Democrats Wimp Out on Federal Marijuana Legalization. Thanks, Joe Biden!
The party rejects a position shared by two-thirds of the country (but not its presidential nominee).
It's 2020 and the leadership of the Democratic Party still cannot get it together on marijuana legalization, which two-thirds of Americans support.
According to Pew polling data, support for full legalization crossed the 50 percent threshold back in 2010 and has been growing ever since. Much like support for gay marriage recognition, this seems to be a permanent cultural shift in attitudes.
But unlike the Democratic Party's embrace of gay marriage, its leadership cannot seem to line up behind marijuana legalization, even as the Black Lives Matter and criminal justice reform movements highlight precisely how the drug war has led to the overpolicing and harassment of black communities.
Marijuana Moment reports that on Monday the Democratic National Committee rejected an amendment to put a plank supporting marijuana legalization into the party's platform. The final vote against, 50-106, is almost a perfect inversion of the two-thirds of the public who want legalization.
Instead, Marijuana Moment reports, the platform will retain language that Democratic nominee and former Vice President Joe Biden hammered out with a criminal justice task force that included Sen. Bernie Sanders' (I–Vt.) supporters. It stops short of marijuana legalization but does call for federal reforms:
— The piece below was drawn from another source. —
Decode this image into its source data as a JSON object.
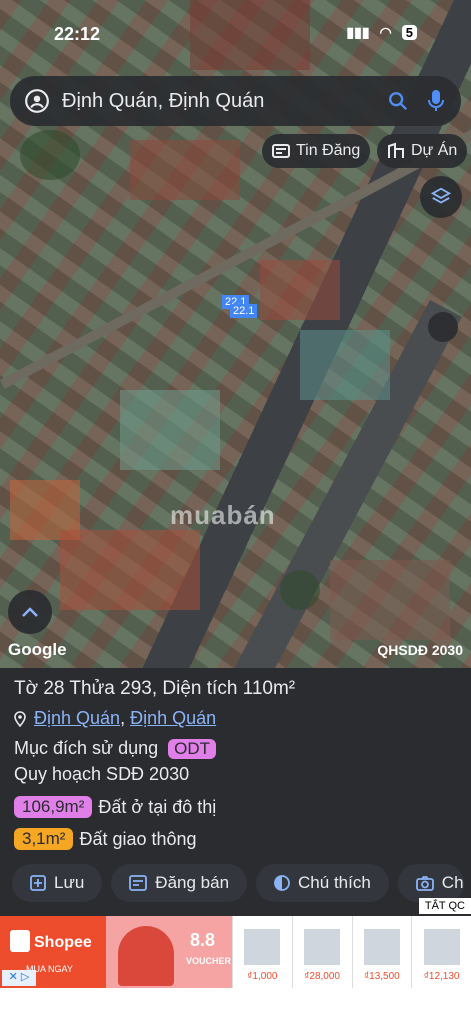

"Democrats will decriminalize marijuana use and reschedule it through executive action on the federal level. We will support legalization of medical marijuana, and believe states should be able to make their own decisions about recreational use. The Justice Department should not launch federal prosecutions of conduct that is legal at the state level. All past criminal convictions for cannabis use should be automatically expunged."
It's nice that the Democrats say that the Justice Department "should not launch federal prosecutions," but that's fundamentally meaningless as a policy proposal. Remember all the screaming that President Donald Trump has too much influence over a Justice Department some believe should be operating independently? Shifting marijuana so that it's in a less restrictive schedule in the Controlled Substances Act will still give the Justice Department plenty of reasons to go after marijuana users and dealers should they choose to.
And while the Justice Department isn't a huge driver of marijuana arrests and prosecutions these days, it does still happen, particularly when people are caught trying to transport marijuana across state lines from states where it has been legalized to states where it has not been. Just in June, for example, the Drug Enforcement Administration filed federal charges against an attorney they caught allegedly conspiring to fly cannabis oil across the country from California in a private Learjet for sale elsewhere. The man now faces a mandatory minimum sentence of five years in prison if convicted.
On the state and local level, marijuana offenses still account for 40 percent of drug-related arrests. And the vast majority of those arrests (more than 90 percent) are for possession, not manufacture or sale.
These aren't small numbers, but Biden, after all these years, is still resistant to full marijuana legalization. He brags about being a leader in publicly embracing gay marriage, reversing his old position against it and embracing it in 2012—even before President Barack Obama would publicly do so.
But with marijuana, Biden's historical support of harsh criminal justice tactics has weakened but not faded. And it appears that the Democratic leadership is unwilling to force Biden to accept the reality that Americans would strongly prefer marijuana to be fully legalized, not just decriminalized. While decriminalization is an improvement, it leaves in place mechanisms for unequal enforcement, and research shows that black people are more likely to still be arrested or punished for marijuana possession than white people in states where marijuana has only been decriminalized. And overall, according to the American Civil Liberties Union, marijuana arrest rates in states where the drug has been decriminalized are about eight times higher than in states where it has been fully legalized.
The federalist component of the platform is laudable from a libertarian perspective, if for no reason other than continued state-level legalization shows that the world isn't ending in states that have given the citizenry permission to toke up. Their successes should make other states less afraid to follow suit. It's not unlike how state-level recognition of gay marriage showed that it was ultimately not a big deal and as the public saw more of these relationships and families, resistance largely crumbled away.
Nevertheless, it's absurd for the Democratic Party to want to use the current activism for criminal justice and police reform as a contrast to Trump's cheerleading for crackdowns, but they can't even force Biden to accept the simplest and most popular of drug war reforms that will—in very profound and important ways—reduce overpolicing of black communities.